**PROBLEM**
Look through the lines below and extract any with the word "Inventario".

**RECORDS FOR THE TASK**
◆ ◆ ◆ ◆ ◆

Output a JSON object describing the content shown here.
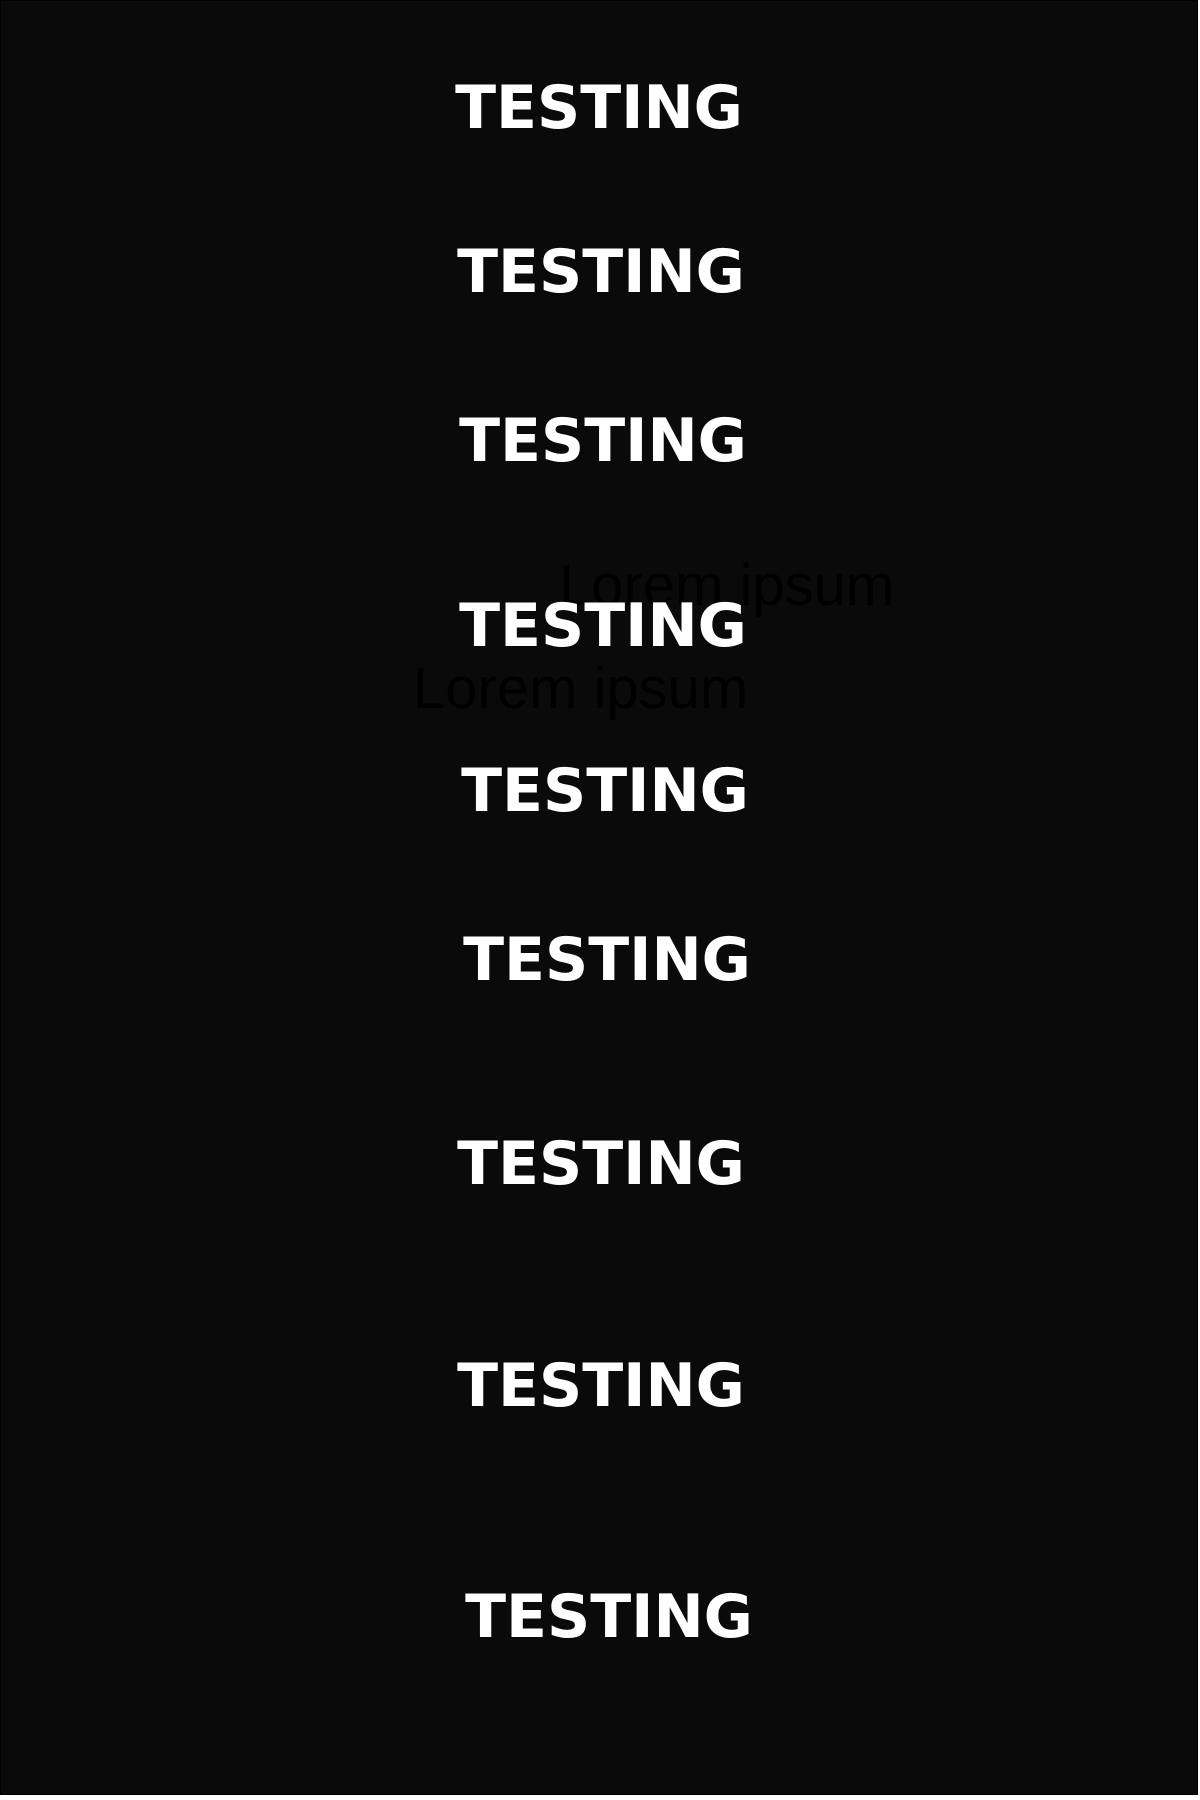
{
  "colors": {
    "background": "#0a0a0a",
    "label_text": "#ffffff",
    "ghost_text": "#000000"
  },
  "labels": [
    "TESTING",
    "TESTING",
    "TESTING",
    "TESTING",
    "TESTING",
    "TESTING",
    "TESTING",
    "TESTING",
    "TESTING"
  ],
  "ghost_texts": [
    "Lorem ipsum",
    "Lorem ipsum"
  ]
}
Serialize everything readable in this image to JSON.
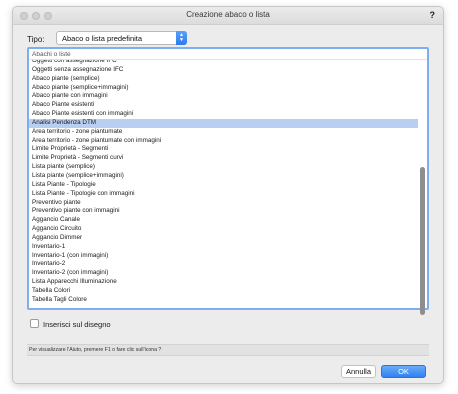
{
  "window": {
    "title": "Creazione abaco o lista",
    "help_glyph": "?"
  },
  "tipo": {
    "label": "Tipo:",
    "value": "Abaco o lista predefinita"
  },
  "list": {
    "header": "Abachi o liste",
    "selected_index": 7,
    "items": [
      "Oggetti con assegnazione IFC",
      "Oggetti senza assegnazione IFC",
      "Abaco piante (semplice)",
      "Abaco piante (semplice+immagini)",
      "Abaco piante con immagini",
      "Abaco Piante esistenti",
      "Abaco Piante esistenti con immagini",
      "Analisi Pendenza DTM",
      "Area territorio - zone piantumate",
      "Area territorio - zone piantumate con immagini",
      "Limite Proprietà - Segmenti",
      "Limite Proprietà - Segmenti curvi",
      "Lista piante (semplice)",
      "Lista piante (semplice+immagini)",
      "Lista Piante - Tipologie",
      "Lista Piante - Tipologie con immagini",
      "Preventivo piante",
      "Preventivo piante con immagini",
      "Aggancio Canale",
      "Aggancio Circuito",
      "Aggancio Dimmer",
      "Inventario-1",
      "Inventario-1 (con immagini)",
      "Inventario-2",
      "Inventario-2 (con immagini)",
      "Lista Apparecchi Illuminazione",
      "Tabella Colori",
      "Tabella Tagli Colore"
    ]
  },
  "checkbox": {
    "label": "Inserisci sul disegno",
    "checked": false
  },
  "help_bar": {
    "text": "Per visualizzare l'Aiuto, premere F1 o fare clic sull'icona ?"
  },
  "buttons": {
    "cancel": "Annulla",
    "ok": "OK"
  },
  "colors": {
    "accent": "#2f80f0",
    "selection": "#b8cff1"
  }
}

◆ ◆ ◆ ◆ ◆

**OUTPUT OF THE EXERCISE**
      "Inventario-1",
      "Inventario-1 (con immagini)",
      "Inventario-2",
      "Inventario-2 (con immagini)",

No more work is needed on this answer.